"Thy Kingdom come" is a submissive prayer. The function of prayer is not to inform God of our plans but to call on Him to fulfil His plans-it’s not "my kingdom come." Some people are involved in personal "kingdom building." Proper prayer is that God’s kingdom be extended. How concerned are we with God’s plans? How concerned are we with the rule of God in our lives? Have we surrendered our plans and priorities to God? Are we trusting Him with our plans, or are we more concerned that God’s plans might interfere with ours? Jesus tells us to "seek first the Kingdom of God, and His righteousness" (Mt 6:33).
"Thy Kingdom come" is a comforting prayer. Anxiety should be a reminder for us to pray, to "cast our cares" on God. When we realize that our sovereign King has things in control, that life has a purpose, that there is a Kingdom apart from our secular culture, we breathe a sigh of relief. Life may seem chaotic, unpredictable, and harsh, but we belong to a Kingdom that will overcome the world. In Isaiah we’re assured, "The earth will be full of the knowledge of the Lord as the waters cover the sea" (11:9). God will also protect His people; in Jeremiah God promises, "I will defend your cause" (51:36). When this Kingdom comes in its fullness we will be freed from all suffering and sorrow.
"Thy Kingdom come" is a unifying prayer. There are not many Kingdoms of God, only one. And all who trust in the Lord are one-there is not a Baptist, Methodist, Catholic or Congregational Kingdom. There is one Lord, one faith, one baptism. In this prayer we hope for the day when all divisions will be done away with, and we will all be members of this one Kingdom, praising God together. We anticipate this with confidence; in spite of divisions within the Church we are encouraged, knowing that believers from all churches are praying this prayer.
"Thy Kingdom come" is an identifying prayer. As Christians, we hold dual citizenship. Paul states, "our citizenship is in heaven" (Phil 3:20). We are governed by human law, but also by Biblical truth. We are loyal to our nation, but we recognize that we belong to God’s Kingdom. Nations may rise and fall, but we are part of a holy, perfect Kingdom that will last forever, Whose Architect is the Lord God Almighty. We have an inheritance secured for us by the sacrifice of Christ. Paul explains that God "has rescued us from the dominion of darkness and brought us into the Kingdom of the Son He loves, in whom we have redemption, the forgiveness of sins" (Col. 1:13-14). When we pray "Thy Kingdom come" we identify ourselves as subjects of the King of kings.
"Thy Kingdom come" is a realistic prayer. Some people view faith and prayer as some sort of emotional escape from reality. Karl Marx called religion the "opiate of the masses". Yet when we pray, it is not to escape reality, but to find it. The problem is, what we see around us is not true reality. We are journeying to the Kingdom, our true home, and this world is but a shadow of the reality that awaits us. Faith is not a leap into the dark, but a leap into the light. We belong to God’s Kingdom, not the "shadowlands" of this world. Gordon Hugenberger (of Park St Church, Boston) calls this petition a "request for eternity to break into the present."
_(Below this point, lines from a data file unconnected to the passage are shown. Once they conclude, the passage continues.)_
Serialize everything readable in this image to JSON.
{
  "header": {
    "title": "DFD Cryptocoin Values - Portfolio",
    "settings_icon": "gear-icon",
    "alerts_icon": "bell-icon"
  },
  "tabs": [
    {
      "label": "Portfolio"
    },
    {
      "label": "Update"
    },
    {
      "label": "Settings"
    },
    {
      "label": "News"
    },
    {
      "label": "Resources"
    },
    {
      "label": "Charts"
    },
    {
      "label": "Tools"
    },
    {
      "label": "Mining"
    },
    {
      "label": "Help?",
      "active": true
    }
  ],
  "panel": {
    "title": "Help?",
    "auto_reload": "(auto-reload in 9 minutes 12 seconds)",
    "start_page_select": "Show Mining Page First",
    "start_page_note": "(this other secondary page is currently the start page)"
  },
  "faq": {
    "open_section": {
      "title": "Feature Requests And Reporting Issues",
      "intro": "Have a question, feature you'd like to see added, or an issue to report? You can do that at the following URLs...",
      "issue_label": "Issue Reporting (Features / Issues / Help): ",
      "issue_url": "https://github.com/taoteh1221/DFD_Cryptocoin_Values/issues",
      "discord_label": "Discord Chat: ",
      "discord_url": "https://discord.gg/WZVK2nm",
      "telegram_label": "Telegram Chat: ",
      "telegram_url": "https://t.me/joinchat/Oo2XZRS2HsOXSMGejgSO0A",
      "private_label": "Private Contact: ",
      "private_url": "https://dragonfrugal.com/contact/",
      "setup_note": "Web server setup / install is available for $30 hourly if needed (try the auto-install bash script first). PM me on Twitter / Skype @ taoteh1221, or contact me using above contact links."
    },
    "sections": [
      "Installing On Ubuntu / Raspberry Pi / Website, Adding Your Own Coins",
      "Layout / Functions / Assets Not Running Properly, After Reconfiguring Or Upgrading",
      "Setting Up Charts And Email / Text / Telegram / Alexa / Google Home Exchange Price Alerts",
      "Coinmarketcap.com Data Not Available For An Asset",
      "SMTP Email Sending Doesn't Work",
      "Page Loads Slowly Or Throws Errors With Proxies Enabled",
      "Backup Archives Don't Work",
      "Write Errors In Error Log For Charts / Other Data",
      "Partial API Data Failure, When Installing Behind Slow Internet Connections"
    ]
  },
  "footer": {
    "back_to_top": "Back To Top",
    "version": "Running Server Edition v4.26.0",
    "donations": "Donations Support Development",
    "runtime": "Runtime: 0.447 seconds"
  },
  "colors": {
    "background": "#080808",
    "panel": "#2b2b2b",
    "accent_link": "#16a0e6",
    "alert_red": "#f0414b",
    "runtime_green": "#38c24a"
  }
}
Conclusion: We obtain this Kingdom by trusting Christ as our King, by receiving Him as our Lord. Then whenever we pray the Lord’s Prayer we indicate our desire for the dominion of God and the success of the Gospel. We have a Kingdom worth praying for! One day, yet future, the forces of evil will be finally routed by the host of heaven. In the meantime, we pray, "Thy Kingdom come."